2)  Those of us who were in the military know the absolute necessity of this ‘closing of the ranks’ Paul alluded to when he commanded, “stand fast in one spirit, with one mind striving together.”  We must identify the primary front where the battle is raging or we will lose sight of the real enemy!

3)  Euodias and Syntyche had allowed their contention to supersede the cause of the gospel and it was opening up the church for the enemy’s advances.

4)  When God’s people cannot bear the sight of one another, they will not be able to look the world in the face with love and compassion!  Notice Paul’s plea for restitution:

III.      CONSIDER – v. 2c “in the Lord.”

A.  Who you are. 

1.  The only solution to the conflict in Paul’s mind is for these two ladies to remember who they are “in the Lord.”

a.   That little phrase is so important.  It is so crucial!

b.   These ladies needed to be reminded of who they are.  They were NOT their own!

1)  Paul speaks to this issue in his letter the Corinthians in somewhat shocked disbelief (p. 740 – notice chapter 6:19 – read).

2)  When we forget that we belong exclusively to Christ –we begin to champion our own agenda, to establish our own cause, to fight for our own rights, to disagree with and dispute with anybody who doesn’t agree with our legitimate cause, belief or desire!

3)  As well-meaning as all of that may be, and as justifiable as it may seem, the fact of the matter is, when I remember that I am “in the Lord,” I understand that it is inconsistent for me to insist on my own way.

2.  This is the message of scripture!

a.   Notice what Paul wrote to the Roman Christians (15:1-2 – read – p. 736).

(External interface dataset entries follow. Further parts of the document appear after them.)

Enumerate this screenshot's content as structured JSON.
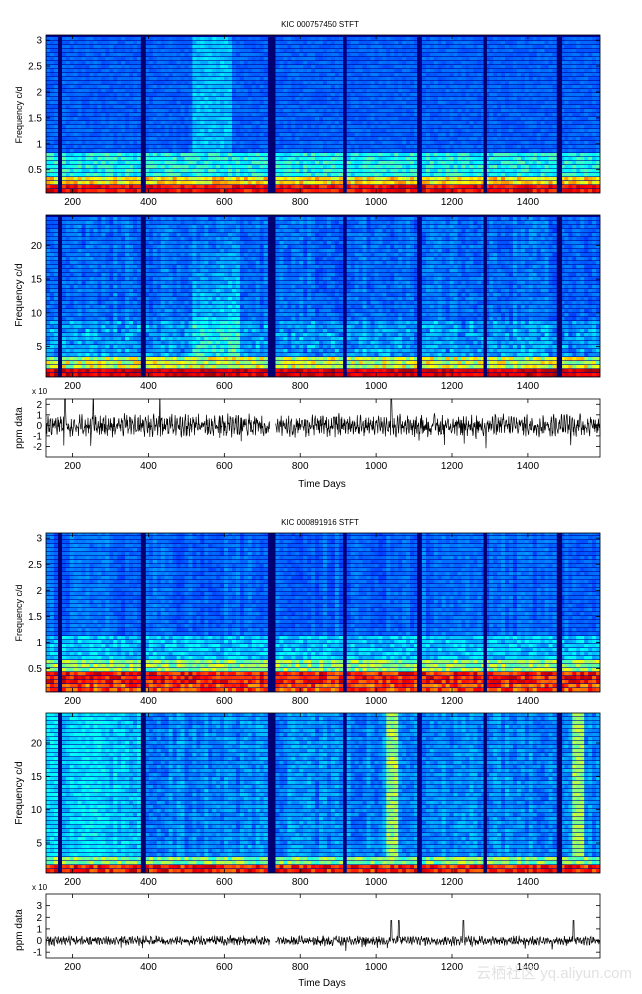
{
  "chart_data": [
    {
      "type": "heatmap",
      "title": "KIC 000757450 STFT",
      "ylabel": "Frequency c/d",
      "xlabel": "",
      "xlim": [
        130,
        1590
      ],
      "ylim": [
        0.05,
        3.1
      ],
      "yticks": [
        0.5,
        1,
        1.5,
        2,
        2.5,
        3
      ],
      "ytick_labels": [
        "0.5",
        "1",
        "1.5",
        "2",
        "2.5",
        "3"
      ],
      "xticks": [
        200,
        400,
        600,
        800,
        1000,
        1200,
        1400
      ],
      "xtick_labels": [
        "200",
        "400",
        "600",
        "800",
        "1000",
        "1200",
        "1400"
      ],
      "colormap": "jet",
      "data_gaps": [
        [
          162,
          172
        ],
        [
          380,
          393
        ],
        [
          717,
          733
        ],
        [
          916,
          920
        ],
        [
          1108,
          1116
        ],
        [
          1283,
          1292
        ],
        [
          1478,
          1490
        ]
      ],
      "description_of_values": "power concentrated near lowest frequencies (red band near 0.1 c/d), broadband enhancement between 500 and 620 days"
    },
    {
      "type": "heatmap",
      "title": "",
      "ylabel": "Frequency c/d",
      "xlabel": "",
      "xlim": [
        130,
        1590
      ],
      "ylim": [
        0.5,
        24.5
      ],
      "yticks": [
        5,
        10,
        15,
        20
      ],
      "ytick_labels": [
        "5",
        "10",
        "15",
        "20"
      ],
      "xticks": [
        200,
        400,
        600,
        800,
        1000,
        1200,
        1400
      ],
      "xtick_labels": [
        "200",
        "400",
        "600",
        "800",
        "1000",
        "1200",
        "1400"
      ],
      "colormap": "jet",
      "data_gaps": [
        [
          162,
          172
        ],
        [
          380,
          393
        ],
        [
          717,
          733
        ],
        [
          916,
          920
        ],
        [
          1108,
          1116
        ],
        [
          1283,
          1292
        ],
        [
          1478,
          1490
        ]
      ]
    },
    {
      "type": "line",
      "title": "",
      "ylabel": "ppm data",
      "xlabel": "Time Days",
      "exponent_label": "x 10",
      "xlim": [
        130,
        1590
      ],
      "ylim": [
        -3,
        2.5
      ],
      "yticks": [
        -2,
        -1,
        0,
        1,
        2
      ],
      "ytick_labels": [
        "-2",
        "-1",
        "0",
        "1",
        "2"
      ],
      "xticks": [
        200,
        400,
        600,
        800,
        1000,
        1200,
        1400
      ],
      "xtick_labels": [
        "200",
        "400",
        "600",
        "800",
        "1000",
        "1200",
        "1400"
      ],
      "series": [
        {
          "amplitude": 0.9,
          "spike_days": [
            180,
            255,
            430,
            1040
          ],
          "gap": [
            720,
            735
          ]
        }
      ]
    },
    {
      "type": "heatmap",
      "title": "KIC 000891916 STFT",
      "ylabel": "Frequency c/d",
      "xlabel": "",
      "xlim": [
        130,
        1590
      ],
      "ylim": [
        0.05,
        3.1
      ],
      "yticks": [
        0.5,
        1,
        1.5,
        2,
        2.5,
        3
      ],
      "ytick_labels": [
        "0.5",
        "1",
        "1.5",
        "2",
        "2.5",
        "3"
      ],
      "xticks": [
        200,
        400,
        600,
        800,
        1000,
        1200,
        1400
      ],
      "xtick_labels": [
        "200",
        "400",
        "600",
        "800",
        "1000",
        "1200",
        "1400"
      ],
      "colormap": "jet",
      "data_gaps": [
        [
          162,
          172
        ],
        [
          380,
          393
        ],
        [
          717,
          733
        ],
        [
          916,
          920
        ],
        [
          1108,
          1116
        ],
        [
          1283,
          1292
        ],
        [
          1478,
          1490
        ]
      ],
      "description_of_values": "strong power band between 0.1 and 0.5 c/d (red/yellow), weak power above 1 c/d"
    },
    {
      "type": "heatmap",
      "title": "",
      "ylabel": "Frequency c/d",
      "xlabel": "",
      "xlim": [
        130,
        1590
      ],
      "ylim": [
        0.5,
        24.5
      ],
      "yticks": [
        5,
        10,
        15,
        20
      ],
      "ytick_labels": [
        "5",
        "10",
        "15",
        "20"
      ],
      "xticks": [
        200,
        400,
        600,
        800,
        1000,
        1200,
        1400
      ],
      "xtick_labels": [
        "200",
        "400",
        "600",
        "800",
        "1000",
        "1200",
        "1400"
      ],
      "colormap": "jet",
      "data_gaps": [
        [
          162,
          172
        ],
        [
          380,
          393
        ],
        [
          717,
          733
        ],
        [
          916,
          920
        ],
        [
          1108,
          1116
        ],
        [
          1283,
          1292
        ],
        [
          1478,
          1490
        ]
      ],
      "bright_vertical_bands": [
        1040,
        1530
      ]
    },
    {
      "type": "line",
      "title": "",
      "ylabel": "ppm data",
      "xlabel": "Time Days",
      "exponent_label": "x 10",
      "xlim": [
        130,
        1590
      ],
      "ylim": [
        -1.5,
        4
      ],
      "yticks": [
        -1,
        0,
        1,
        2,
        3
      ],
      "ytick_labels": [
        "-1",
        "0",
        "1",
        "2",
        "3"
      ],
      "xticks": [
        200,
        400,
        600,
        800,
        1000,
        1200,
        1400
      ],
      "xtick_labels": [
        "200",
        "400",
        "600",
        "800",
        "1000",
        "1200",
        "1400"
      ],
      "series": [
        {
          "amplitude": 0.35,
          "spike_days": [
            1040,
            1060,
            1230,
            1520
          ],
          "gap": [
            720,
            735
          ]
        }
      ]
    }
  ],
  "watermark": "云栖社区 yq.aliyun.com"
}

1)  Notice also the specific admonition given at the end of v. 1 “not to please ourselves.”

2)  Euodias and Syntyche had forgotten this and so Paul encourages BOTH of them consider taking the initiative with the other (v. 2).

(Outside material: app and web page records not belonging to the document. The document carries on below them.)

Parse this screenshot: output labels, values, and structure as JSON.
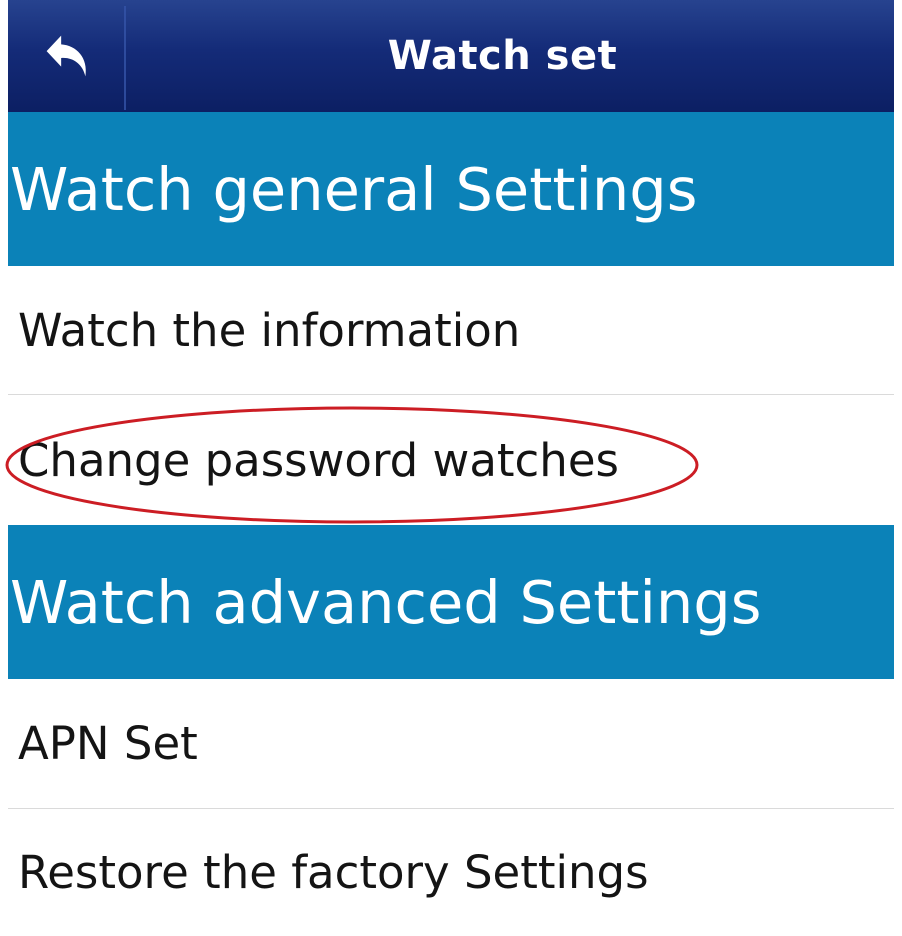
{
  "header": {
    "title": "Watch set",
    "back_icon": "back-arrow-icon"
  },
  "sections": {
    "general": {
      "title": "Watch general Settings",
      "items": [
        {
          "label": "Watch the information"
        },
        {
          "label": "Change password watches",
          "highlighted": true
        }
      ]
    },
    "advanced": {
      "title": "Watch advanced Settings",
      "items": [
        {
          "label": "APN Set"
        },
        {
          "label": "Restore the factory Settings"
        }
      ]
    }
  },
  "colors": {
    "header_dark_blue": "#142b78",
    "section_blue": "#0b82b8",
    "annotation_red": "#cc1d24",
    "text_dark": "#141414",
    "divider": "#dadada"
  }
}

B.  Love always takes the initiative.

1.  One thing that is absolutely certain in the healing and mending of relationships (whether marital, parental or church) is someone has to be the initiator.

2.  When we think of our relationship with Christ, we are minded of this truth.

a.   Love always takes the initiative!

1)  This is the theme of John 3:16 [p. 686]!

2)  Paul reiterated this theme in Romans 5:8 [p. 730] “But God commendeth his love toward us, in that, while we were yet sinners, Christ died for us.”

Conclusion: What about us today?  Do we have any Euodias and Syntyche’s?  Male or female?  It happens, you know?  As in our text, it even happens to Committed Christians who normally work so well together!  Why not take the initiative of love today.  Go to them and say those powerful words – “I’m sorry.”

Let’s pray